Once acquired for bats and balls, Ligtenberg looks to fit like a glove

FORT LAUDERDALE, FLA. — FORT LAUDERDALE, Fla. - Twelve dozen baseballs and two dozen bats.

Orioles reliever Kerry Ligtenberg thought about it for a second, smiled and shook his head, with his shaggy mop of hair bouncing from side to side.


He has a surgical scar on his right elbow and faint memories from his time as a major-league replacement player in 1995. He has a father who wanted him to forget baseball and follow in the family footsteps as an engineer.

He has an entry in the Baseball Register that lists time in the independent leagues and nearly six years in the major leagues. He has a new role as a right-handed setup man for the Orioles. He has a story he could probably sell to Disney.


Twelve dozen baseballs and two dozen bats.

"I still feel lucky," Ligtenberg said. "It's hard for me to imagine."

The year was 1996. Ligtenberg was one class away from graduating with an engineering degree from the University of Minnesota. He had played baseball there and so had former Atlanta Braves catcher Greg Olson.

When Olson started managing the Minneapolis Loons of the independent North Central League, he persuaded Ligtenberg to keep pitching for $650 a month.

Ligtenberg had spent about five days as a replacement player for the Seattle Mariners during the work stoppage in spring training of 1995. After returning to the Loons for a second season - this time in the independent Prairie League - his velocity had increased from 87 mph to 90 mph.

Olson called his old team and the Braves sent two scouts to watch Ligtenberg pitch. Atlanta signed Ligtenberg that June. The Braves assistant general manager at the time, Dean Taylor, called Olson to say thanks, offering to compensate the Loons for the find.

"I didn't need money," Olson said. "In reality, as an independent league manager, the thing you need is equipment. Dean said, 'What do you need?' and I said, 'How about 12 dozen baseballs and two cases [24] of bats?' "



Ligtenberg, older and wiser than most of his competition in the Carolina League, posted a 2.41 ERA that first season for Single-A Durham.

"Sometimes, my dad wondered what the hell I was doing," Ligtenberg said.

"He's like, 'You're making $1,000 a month to play baseball, and you're paying rent. You're not making any money. If you get a good job, and make some money, you can get started with your life.'

"At the same time, I still wanted to play, and I didn't want to look back someday and say, 'I really wish I would have gotten to see how far I could go.' I was going to keep playing until they said I couldn't."

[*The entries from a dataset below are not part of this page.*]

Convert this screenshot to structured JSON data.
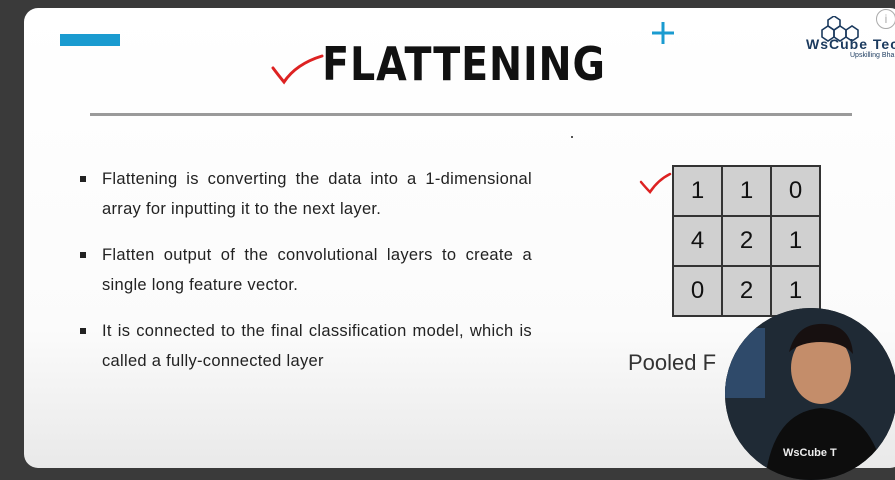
{
  "slide": {
    "title": "FLATTENING",
    "accent_color": "#1a9bd0",
    "bullets": [
      "Flattening is converting the data into a 1-dimensional array for inputting it to the next layer.",
      "Flatten  output of the convolutional layers to create a single long feature vector.",
      "It is connected to the final classification model, which is called a fully-connected layer"
    ],
    "matrix": [
      [
        "1",
        "1",
        "0"
      ],
      [
        "4",
        "2",
        "1"
      ],
      [
        "0",
        "2",
        "1"
      ]
    ],
    "matrix_caption": "Pooled F",
    "annotation_icon": "red-check-mark-icon"
  },
  "logo": {
    "name": "WsCube Tec",
    "tagline": "Upskilling Bha"
  },
  "presenter": {
    "icon": "presenter-webcam",
    "shirt_text": "WsCube T"
  },
  "info": {
    "label": "i"
  }
}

By the end of 1997, he was in the big leagues.

In 1998, he was the Braves' closer, converting 30 of 34 save opportunities.


He occupied the same clubhouse as Tom Glavine, a staunch member of the players union, which still held strong feelings against the replacement players.

"I'm the type of guy who's real quiet. I'm not yapping all the time in the clubhouse, and I fit in real well in Atlanta. They didn't have any problems with me. With my situation, they knew exactly where I was coming from and why I did what I did."

At spring training in 1999, just when it looked as if Ligtenberg finally had it all, he tore a ligament in his right elbow and underwent Tommy John surgery.

Last year, he made $1.7 million, and instead of offering him arbitration, the Braves cut him loose as a free agent. The Orioles swooped in and signed him to a one-year, $1.2 million contract with an option for 2004.

If the pay cut wasn't humbling enough, Ligtenberg, 31, also went from a team that has won 11 consecutive division titles to a club riding five consecutive fourth-place finishes.

"I didn't really know a whole lot about this team," Ligtenberg said. "I was a little worried about where we might end up, but this spring, we've been playing well. We definitely have solid pitching, which is what you need to make a run."


Even if it all ended today, Ligtenberg would still have his story. Three years ago, he finished his college education and was presented with his engineering degree in a ceremony at Atlanta's Turner Field.

Twelve dozen baseballs and two dozen bats.

"You've got to give Kerry all the credit in the world," Olson said.